Discounted dividend method can be used to value a company.
The variables and equation are:
- P is the current stock price.
- g is the constant growth rate in perpetuity expected for the dividends.
- r is the constant cost of equity for that company.
- D1 is the value of the next year's dividends.
- There is no reason to use a calculation of next year's dividend using the current dividend and the growth rate, when management commonly disclose the future year's dividend, and websites post it.
Income plus capital gains equals total return:
The equation can also be understood to generate the value of a stock such that the sum of its dividend yield (income) plus its growth (capital gains) equals the investor's required total return. Consider the dividend growth rate as a proxy for the growth of earnings and by extension the stock price and capital gains. Consider the company's cost of equity capital as a proxy for the investor's required total return.
Income + Capital Gain = Total Return
Dividend Yield + Growth = Cost of Equity
Problems with the Model
- a) The presumption of a steady and perpetual growth rate less than the cost of capital may not be reasonable.
- b) If the stock does not currently pay a dividend, like many growth stocks, more general versions of the discounted dividend model must be used to value the stock. One common technique is to assume that the Miller-Modigliani hypothesis of dividend irrelevance is true and, therefore, replace the stocks's dividend D with E, earnings per share. However, this requires the use of earnings growth rather than dividend growth, which might be different.

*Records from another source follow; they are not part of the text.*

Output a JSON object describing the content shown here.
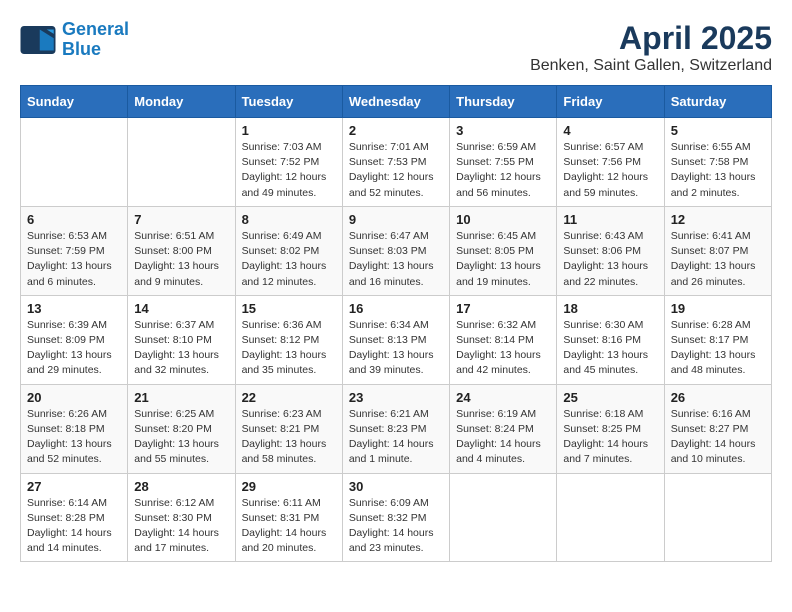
{
  "logo": {
    "line1": "General",
    "line2": "Blue"
  },
  "title": "April 2025",
  "subtitle": "Benken, Saint Gallen, Switzerland",
  "headers": [
    "Sunday",
    "Monday",
    "Tuesday",
    "Wednesday",
    "Thursday",
    "Friday",
    "Saturday"
  ],
  "weeks": [
    [
      {
        "day": "",
        "info": ""
      },
      {
        "day": "",
        "info": ""
      },
      {
        "day": "1",
        "info": "Sunrise: 7:03 AM\nSunset: 7:52 PM\nDaylight: 12 hours and 49 minutes."
      },
      {
        "day": "2",
        "info": "Sunrise: 7:01 AM\nSunset: 7:53 PM\nDaylight: 12 hours and 52 minutes."
      },
      {
        "day": "3",
        "info": "Sunrise: 6:59 AM\nSunset: 7:55 PM\nDaylight: 12 hours and 56 minutes."
      },
      {
        "day": "4",
        "info": "Sunrise: 6:57 AM\nSunset: 7:56 PM\nDaylight: 12 hours and 59 minutes."
      },
      {
        "day": "5",
        "info": "Sunrise: 6:55 AM\nSunset: 7:58 PM\nDaylight: 13 hours and 2 minutes."
      }
    ],
    [
      {
        "day": "6",
        "info": "Sunrise: 6:53 AM\nSunset: 7:59 PM\nDaylight: 13 hours and 6 minutes."
      },
      {
        "day": "7",
        "info": "Sunrise: 6:51 AM\nSunset: 8:00 PM\nDaylight: 13 hours and 9 minutes."
      },
      {
        "day": "8",
        "info": "Sunrise: 6:49 AM\nSunset: 8:02 PM\nDaylight: 13 hours and 12 minutes."
      },
      {
        "day": "9",
        "info": "Sunrise: 6:47 AM\nSunset: 8:03 PM\nDaylight: 13 hours and 16 minutes."
      },
      {
        "day": "10",
        "info": "Sunrise: 6:45 AM\nSunset: 8:05 PM\nDaylight: 13 hours and 19 minutes."
      },
      {
        "day": "11",
        "info": "Sunrise: 6:43 AM\nSunset: 8:06 PM\nDaylight: 13 hours and 22 minutes."
      },
      {
        "day": "12",
        "info": "Sunrise: 6:41 AM\nSunset: 8:07 PM\nDaylight: 13 hours and 26 minutes."
      }
    ],
    [
      {
        "day": "13",
        "info": "Sunrise: 6:39 AM\nSunset: 8:09 PM\nDaylight: 13 hours and 29 minutes."
      },
      {
        "day": "14",
        "info": "Sunrise: 6:37 AM\nSunset: 8:10 PM\nDaylight: 13 hours and 32 minutes."
      },
      {
        "day": "15",
        "info": "Sunrise: 6:36 AM\nSunset: 8:12 PM\nDaylight: 13 hours and 35 minutes."
      },
      {
        "day": "16",
        "info": "Sunrise: 6:34 AM\nSunset: 8:13 PM\nDaylight: 13 hours and 39 minutes."
      },
      {
        "day": "17",
        "info": "Sunrise: 6:32 AM\nSunset: 8:14 PM\nDaylight: 13 hours and 42 minutes."
      },
      {
        "day": "18",
        "info": "Sunrise: 6:30 AM\nSunset: 8:16 PM\nDaylight: 13 hours and 45 minutes."
      },
      {
        "day": "19",
        "info": "Sunrise: 6:28 AM\nSunset: 8:17 PM\nDaylight: 13 hours and 48 minutes."
      }
    ],
    [
      {
        "day": "20",
        "info": "Sunrise: 6:26 AM\nSunset: 8:18 PM\nDaylight: 13 hours and 52 minutes."
      },
      {
        "day": "21",
        "info": "Sunrise: 6:25 AM\nSunset: 8:20 PM\nDaylight: 13 hours and 55 minutes."
      },
      {
        "day": "22",
        "info": "Sunrise: 6:23 AM\nSunset: 8:21 PM\nDaylight: 13 hours and 58 minutes."
      },
      {
        "day": "23",
        "info": "Sunrise: 6:21 AM\nSunset: 8:23 PM\nDaylight: 14 hours and 1 minute."
      },
      {
        "day": "24",
        "info": "Sunrise: 6:19 AM\nSunset: 8:24 PM\nDaylight: 14 hours and 4 minutes."
      },
      {
        "day": "25",
        "info": "Sunrise: 6:18 AM\nSunset: 8:25 PM\nDaylight: 14 hours and 7 minutes."
      },
      {
        "day": "26",
        "info": "Sunrise: 6:16 AM\nSunset: 8:27 PM\nDaylight: 14 hours and 10 minutes."
      }
    ],
    [
      {
        "day": "27",
        "info": "Sunrise: 6:14 AM\nSunset: 8:28 PM\nDaylight: 14 hours and 14 minutes."
      },
      {
        "day": "28",
        "info": "Sunrise: 6:12 AM\nSunset: 8:30 PM\nDaylight: 14 hours and 17 minutes."
      },
      {
        "day": "29",
        "info": "Sunrise: 6:11 AM\nSunset: 8:31 PM\nDaylight: 14 hours and 20 minutes."
      },
      {
        "day": "30",
        "info": "Sunrise: 6:09 AM\nSunset: 8:32 PM\nDaylight: 14 hours and 23 minutes."
      },
      {
        "day": "",
        "info": ""
      },
      {
        "day": "",
        "info": ""
      },
      {
        "day": "",
        "info": ""
      }
    ]
  ]
}
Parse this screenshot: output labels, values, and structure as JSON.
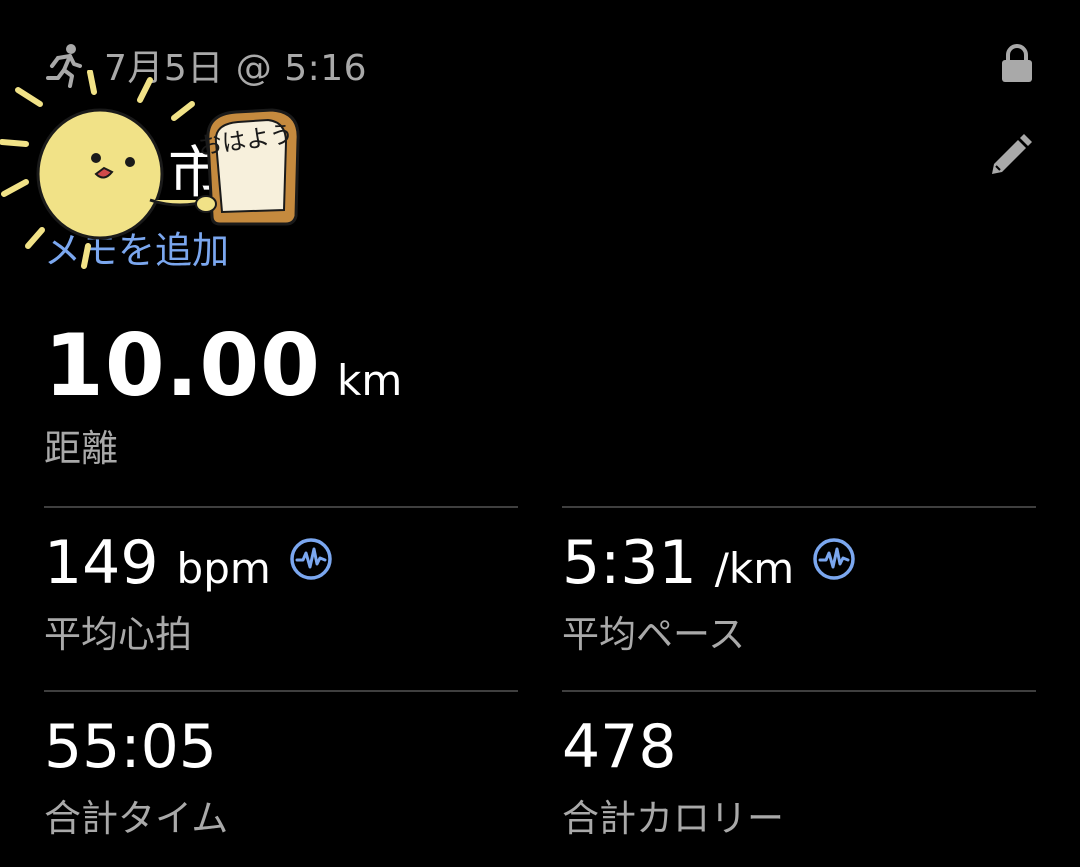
{
  "header": {
    "date_time": "7月5日 @ 5:16",
    "activity_type_icon": "running-person-icon",
    "lock_icon": "lock-icon",
    "edit_icon": "pencil-icon"
  },
  "activity": {
    "title_visible": "市 ン",
    "add_memo_label": "メモを追加"
  },
  "sticker": {
    "text": "おはよう",
    "description_icon": "sun-with-bread-sticker"
  },
  "distance": {
    "value": "10.00",
    "unit": "km",
    "label": "距離"
  },
  "stats": [
    {
      "value": "149",
      "unit": "bpm",
      "label": "平均心拍",
      "icon": "heart-rate-icon"
    },
    {
      "value": "5:31",
      "unit": "/km",
      "label": "平均ペース",
      "icon": "heart-rate-icon"
    },
    {
      "value": "55:05",
      "unit": "",
      "label": "合計タイム"
    },
    {
      "value": "478",
      "unit": "",
      "label": "合計カロリー"
    }
  ],
  "colors": {
    "background": "#000000",
    "primary_text": "#ffffff",
    "secondary_text": "#a9a9a9",
    "accent_link": "#7ba7ef",
    "divider": "#3f3f3f"
  }
}
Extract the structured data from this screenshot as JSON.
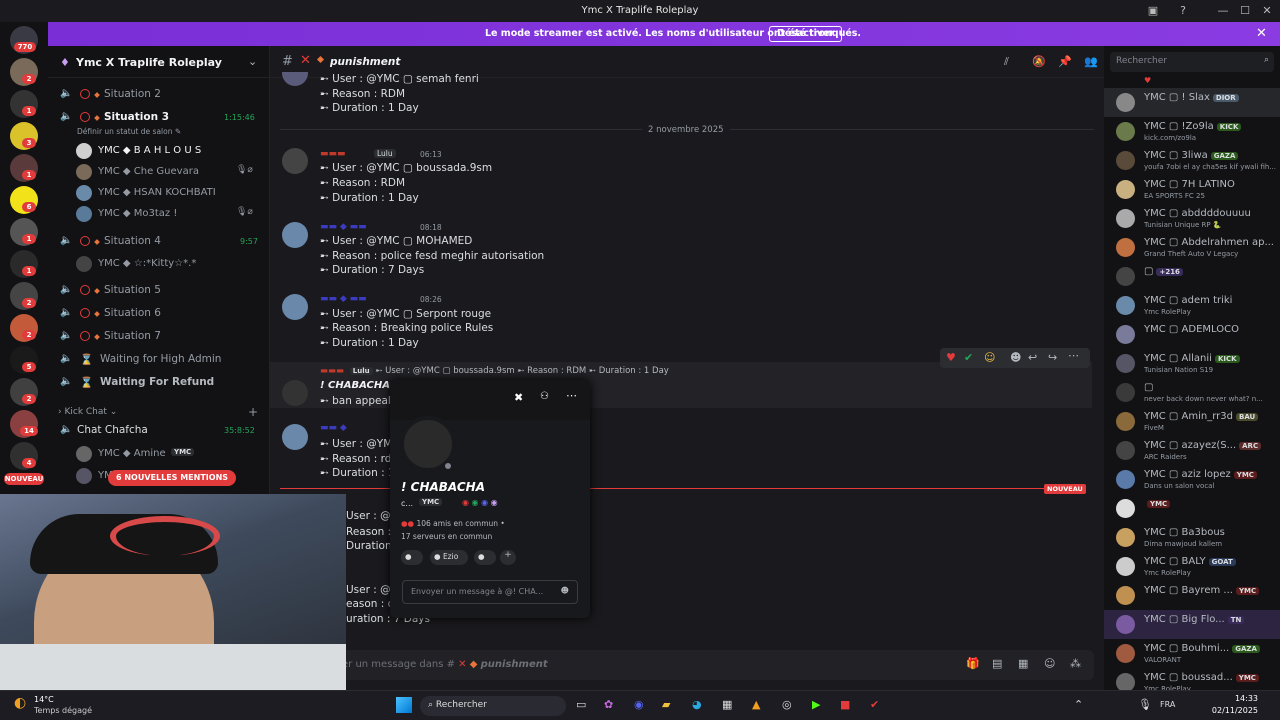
{
  "titlebar": {
    "title": "Ymc X Traplife Roleplay"
  },
  "banner": {
    "text": "Le mode streamer est activé. Les noms d'utilisateur ont été tronqués.",
    "button": "Désactiver"
  },
  "guilds": {
    "top_badge": "770",
    "badges": [
      "2",
      "1",
      "3",
      "1",
      "6",
      "1",
      "1",
      "2",
      "2",
      "5",
      "2",
      "14",
      "4"
    ],
    "new_label": "NOUVEAU"
  },
  "server": {
    "name": "Ymc X Traplife Roleplay"
  },
  "channels": [
    {
      "label": "Situation 2"
    },
    {
      "label": "Situation 3",
      "active": true,
      "time": "1:15:46",
      "status": "Définir un statut de salon ✎"
    },
    {
      "label": "Situation 4",
      "time": "9:57"
    },
    {
      "label": "Situation 5"
    },
    {
      "label": "Situation 6"
    },
    {
      "label": "Situation 7"
    },
    {
      "label": "Waiting for High Admin"
    },
    {
      "label": "Waiting For Refund"
    }
  ],
  "voice_members_s3": [
    {
      "label": "YMC ◆ B A H L O U S"
    },
    {
      "label": "YMC ◆ Che Guevara"
    },
    {
      "label": "YMC ◆ HSAN KOCHBATI"
    },
    {
      "label": "YMC ◆ Mo3taz !"
    }
  ],
  "voice_members_s4": [
    {
      "label": "YMC ◆ ☆:*Kitty☆*.*"
    }
  ],
  "kick_category": "Kick Chat",
  "kick_channel": {
    "label": "Chat Chafcha",
    "time": "35:8:52"
  },
  "kick_members": [
    {
      "label": "YMC ◆ Amine",
      "tag": "YMC"
    },
    {
      "label": "YM"
    }
  ],
  "mentions_pill": "6 NOUVELLES MENTIONS",
  "channel_header": {
    "name": "punishment",
    "search_placeholder": "Rechercher"
  },
  "messages": {
    "top": [
      {
        "text": "➸ User : @YMC ▢ semah fenri"
      },
      {
        "text": "➸ Reason : RDM"
      },
      {
        "text": "➸ Duration : 1 Day"
      }
    ],
    "date_divider": "2 novembre 2025",
    "m1": {
      "role": "Lulu",
      "time": "06:13",
      "lines": [
        "➸ User : @YMC ▢ boussada.9sm",
        "➸ Reason : RDM",
        "➸ Duration : 1 Day"
      ]
    },
    "m2": {
      "time": "08:18",
      "lines": [
        "➸ User : @YMC ▢ MOHAMED",
        "➸ Reason : police fesd meghir autorisation",
        "➸ Duration : 7 Days"
      ]
    },
    "m3": {
      "time": "08:26",
      "lines": [
        "➸ User : @YMC ▢ Serpont rouge",
        "➸ Reason :  Breaking police Rules",
        "➸ Duration : 1 Day"
      ]
    },
    "reply": {
      "role": "Lulu",
      "text": "➸ User : @YMC ▢ boussada.9sm ➸ Reason : RDM ➸ Duration : 1 Day"
    },
    "m4": {
      "author": "! CHABACHA",
      "lines": [
        "➸ ban appeal a"
      ]
    },
    "m5": {
      "lines": [
        "➸ User : @YMC",
        "➸ Reason : rdm",
        "➸ Duration : 1 D"
      ]
    },
    "new_divider": "NOUVEAU",
    "m6": {
      "lines": [
        "User : @YMC",
        "Reason : altf",
        "Duration : 7 D"
      ]
    },
    "m7": {
      "lines": [
        "User : @YMC",
        "eason : disr",
        "uration : 7 Days"
      ]
    }
  },
  "composer": {
    "placeholder": "er un message dans #",
    "channel": "punishment"
  },
  "profile": {
    "name": "! CHABACHA",
    "sub": "c...",
    "tag": "YMC",
    "friends": "106 amis en commun",
    "servers": "17 serveurs en commun",
    "chips": [
      "",
      "Ezio",
      ""
    ],
    "message_placeholder": "Envoyer un message à @! CHA..."
  },
  "member_list": [
    {
      "name": "YMC ▢ ! Slax",
      "tag": "DIOR"
    },
    {
      "name": "YMC ▢ !Zo9la",
      "tag": "KICK",
      "sub": "kick.com/zo9la"
    },
    {
      "name": "YMC ▢ 3liwa",
      "tag": "GAZA",
      "sub": "youfa 7obi el ay cha5es kif ywali fih..."
    },
    {
      "name": "YMC ▢ 7H LATINO",
      "sub": "EA SPORTS FC 25"
    },
    {
      "name": "YMC ▢ abddddouuuu",
      "sub": "Tunisian Unique RP 🐍"
    },
    {
      "name": "YMC ▢ Abdelrahmen ap...",
      "sub": "Grand Theft Auto V Legacy"
    },
    {
      "name": "▢",
      "tag": "+216"
    },
    {
      "name": "YMC ▢ adem triki",
      "sub": "Ymc RolePlay"
    },
    {
      "name": "YMC ▢ ADEMLOCO"
    },
    {
      "name": "YMC ▢ Allanii",
      "tag": "KICK",
      "sub": "Tunisian Nation S19"
    },
    {
      "name": "▢",
      "sub": "never back down never what? n..."
    },
    {
      "name": "YMC ▢ Amin_rr3d",
      "tag": "BAU",
      "sub": "FiveM"
    },
    {
      "name": "YMC ▢ azayez(S...",
      "tag": "ARC",
      "sub": "ARC Raiders"
    },
    {
      "name": "YMC ▢ aziz lopez",
      "tag": "YMC",
      "sub": "Dans un salon vocal"
    },
    {
      "name": "",
      "tag": "YMC"
    },
    {
      "name": "YMC ▢ Ba3bous",
      "sub": "Dima mawjoud kallem"
    },
    {
      "name": "YMC ▢ BALY",
      "tag": "GOAT",
      "sub": "Ymc RolePlay"
    },
    {
      "name": "YMC ▢ Bayrem ...",
      "tag": "YMC"
    },
    {
      "name": "YMC ▢ Big Flo...",
      "tag": "TN"
    },
    {
      "name": "YMC ▢ Bouhmi...",
      "tag": "GAZA",
      "sub": "VALORANT"
    },
    {
      "name": "YMC ▢ boussad...",
      "tag": "YMC",
      "sub": "Ymc RolePlay"
    }
  ],
  "taskbar": {
    "weather_temp": "14°C",
    "weather_desc": "Temps dégagé",
    "search": "Rechercher",
    "lang": "FRA",
    "time": "14:33",
    "date": "02/11/2025"
  },
  "colors": {
    "accent": "#5865f2",
    "banner": "#8a3be2",
    "danger": "#e23b3b",
    "online": "#23a55a"
  }
}
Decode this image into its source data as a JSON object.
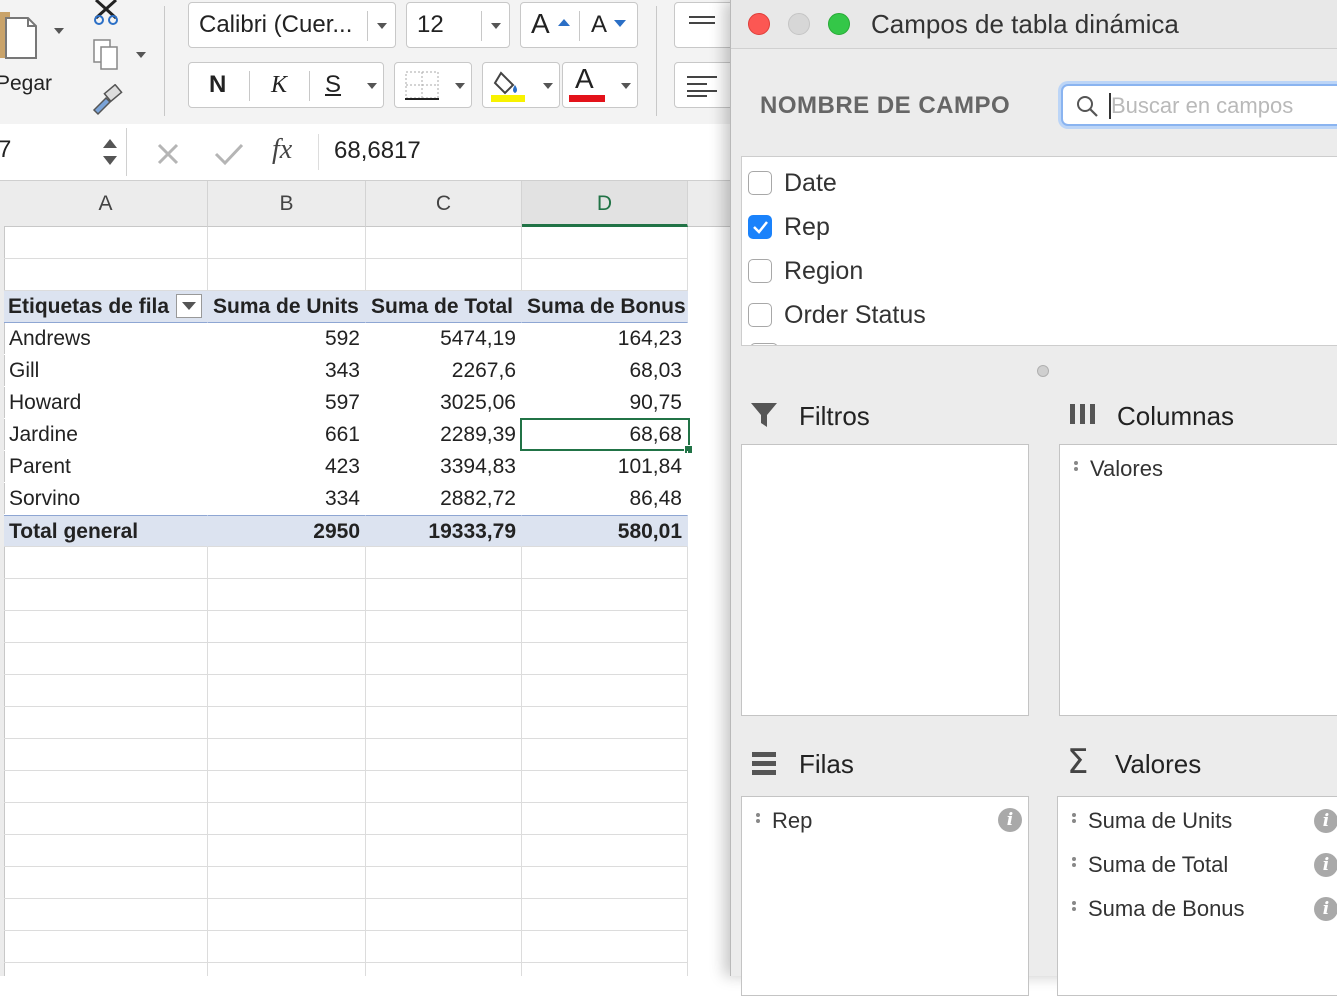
{
  "ribbon": {
    "paste_label": "Pegar",
    "font_name": "Calibri (Cuer...",
    "font_size": "12",
    "grow_font": "A",
    "shrink_font": "A",
    "bold": "N",
    "italic": "K",
    "underline": "S",
    "font_color_letter": "A",
    "highlight_color": "#f8f200",
    "font_color": "#e3121a"
  },
  "formula_bar": {
    "name_box": "7",
    "fx": "fx",
    "value": "68,6817"
  },
  "grid": {
    "columns": [
      "A",
      "B",
      "C",
      "D"
    ],
    "header": [
      "Etiquetas de fila",
      "Suma de Units",
      "Suma de Total",
      "Suma de Bonus"
    ],
    "rows": [
      [
        "Andrews",
        "592",
        "5474,19",
        "164,23"
      ],
      [
        "Gill",
        "343",
        "2267,6",
        "68,03"
      ],
      [
        "Howard",
        "597",
        "3025,06",
        "90,75"
      ],
      [
        "Jardine",
        "661",
        "2289,39",
        "68,68"
      ],
      [
        "Parent",
        "423",
        "3394,83",
        "101,84"
      ],
      [
        "Sorvino",
        "334",
        "2882,72",
        "86,48"
      ]
    ],
    "total": [
      "Total general",
      "2950",
      "19333,79",
      "580,01"
    ],
    "selected_color": "#217346"
  },
  "panel": {
    "title": "Campos de tabla dinámica",
    "field_name_header": "NOMBRE DE CAMPO",
    "search_placeholder": "Buscar en campos",
    "fields": [
      {
        "label": "Date",
        "checked": false
      },
      {
        "label": "Rep",
        "checked": true
      },
      {
        "label": "Region",
        "checked": false
      },
      {
        "label": "Order Status",
        "checked": false
      }
    ],
    "areas": {
      "filters": {
        "title": "Filtros",
        "items": []
      },
      "columns": {
        "title": "Columnas",
        "items": [
          "Valores"
        ]
      },
      "rows": {
        "title": "Filas",
        "items": [
          "Rep"
        ]
      },
      "values": {
        "title": "Valores",
        "items": [
          "Suma de Units",
          "Suma de Total",
          "Suma de Bonus"
        ]
      }
    },
    "info_glyph": "i",
    "sigma": "Σ"
  }
}
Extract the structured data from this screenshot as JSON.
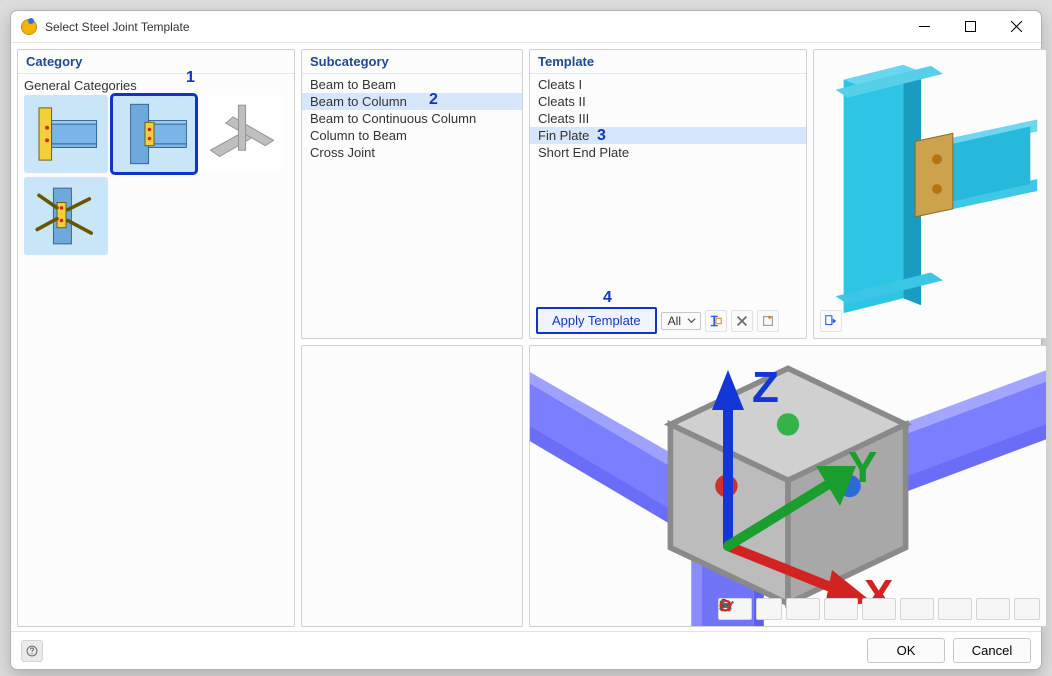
{
  "window": {
    "title": "Select Steel Joint Template"
  },
  "category": {
    "header": "Category",
    "group_label": "General Categories"
  },
  "subcategory": {
    "header": "Subcategory",
    "items": [
      "Beam to Beam",
      "Beam to Column",
      "Beam to Continuous Column",
      "Column to Beam",
      "Cross Joint"
    ],
    "selected_index": 1
  },
  "template": {
    "header": "Template",
    "items": [
      "Cleats I",
      "Cleats II",
      "Cleats III",
      "Fin Plate",
      "Short End Plate"
    ],
    "selected_index": 3,
    "apply_label": "Apply Template",
    "filter_label": "All"
  },
  "viewport": {
    "axes": {
      "x": "X",
      "y": "Y",
      "z": "Z"
    }
  },
  "footer": {
    "ok": "OK",
    "cancel": "Cancel"
  },
  "annotations": {
    "a1": "1",
    "a2": "2",
    "a3": "3",
    "a4": "4"
  }
}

- c) The stock price resulting from the Gordon model is hypersensitive to the growth rate chosen.